OTTCon, San Jose, Calif.-- The news media--both popular and trade--likes to write about the impact of over-the-top content and delivery in the sexiest terms possible and, for the past two years, that's meant stories about cord cutting. (Mea culpa, mea culpa... I can't help myself, I continue to search for sexy cord cutting stories.)
While there's still plenty of room to debate whether cord cutting is myth or reality, there's no doubt that OTT is playing an ever-increasing role in any discussion about "TV of the Future."

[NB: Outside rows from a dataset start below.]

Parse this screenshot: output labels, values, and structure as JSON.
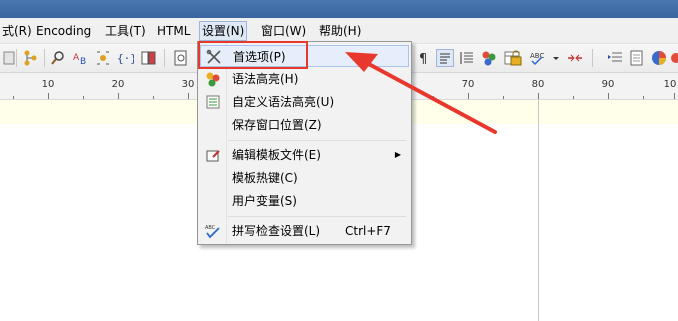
{
  "menubar": {
    "items": [
      {
        "label": "式(R)"
      },
      {
        "label": "Encoding"
      },
      {
        "label": "工具(T)"
      },
      {
        "label": "HTML"
      },
      {
        "label": "设置(N)"
      },
      {
        "label": "窗口(W)"
      },
      {
        "label": "帮助(H)"
      }
    ]
  },
  "ruler": {
    "labels": [
      "10",
      "20",
      "30",
      "70",
      "80",
      "90",
      "10"
    ]
  },
  "settings_menu": {
    "items": [
      {
        "label": "首选项(P)",
        "icon": "wrench-screwdriver-icon"
      },
      {
        "label": "语法高亮(H)",
        "icon": "syntax-highlight-icon"
      },
      {
        "label": "自定义语法高亮(U)",
        "icon": "custom-syntax-icon"
      },
      {
        "label": "保存窗口位置(Z)",
        "icon": ""
      },
      {
        "label": "编辑模板文件(E)",
        "icon": "edit-template-icon"
      },
      {
        "label": "模板热键(C)",
        "icon": ""
      },
      {
        "label": "用户变量(S)",
        "icon": ""
      },
      {
        "label": "拼写检查设置(L)",
        "icon": "spell-check-icon",
        "shortcut": "Ctrl+F7"
      }
    ]
  },
  "colors": {
    "annotation": "#e8382e",
    "menu_highlight": "#e5eefa"
  }
}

Last week's news that Amazon was getting into the streaming media business using its Amazon Prime delivery service as a foot in the door, was just the latest move in a flurry of activity in the space revolving around Netflix, Redbox, Roku, Amazon and Apple.
IMS Research, meanwhile, Monday released a report that said OTT services were a major factor in the evolution of on-demand services from pay-TV operators, which "are becoming more robust each year with more free content and integration of over-the-top services."
The research company forecast that almost three-quarters of all VOD requests via pay-TV platforms will be free transactions this year, and that OTT content delivered via set-tops will account for a fair share of free transactions, as well as generating a forecast $48 million for pay-TV operators this year.
While that $48 million may not cause too many racing heartbeats, the $436 million IMS forecasts OTT services delivered via pay-TV STBs will generate by 2016 might.
"OTT services are becoming one of the biggest threats to traditional pay-TV operators, and with devices such as smartphones and tablets proliferating the marketplace, consumers are quickly becoming accustomed to on-demand multimedia consumption," study author, Anna Hunt, said. "Offering a variety of on-demand services is now essential for digital TV operators that want to retain market leadership status."
At last year's OTTCon, one of the biggest draws was a presentation titled "OTT: Friend or Foe?" There's little question, just 12 months later, that operators have become pretty sure they'd like to make it one. The trouble is, I still don't think they know how. -Jim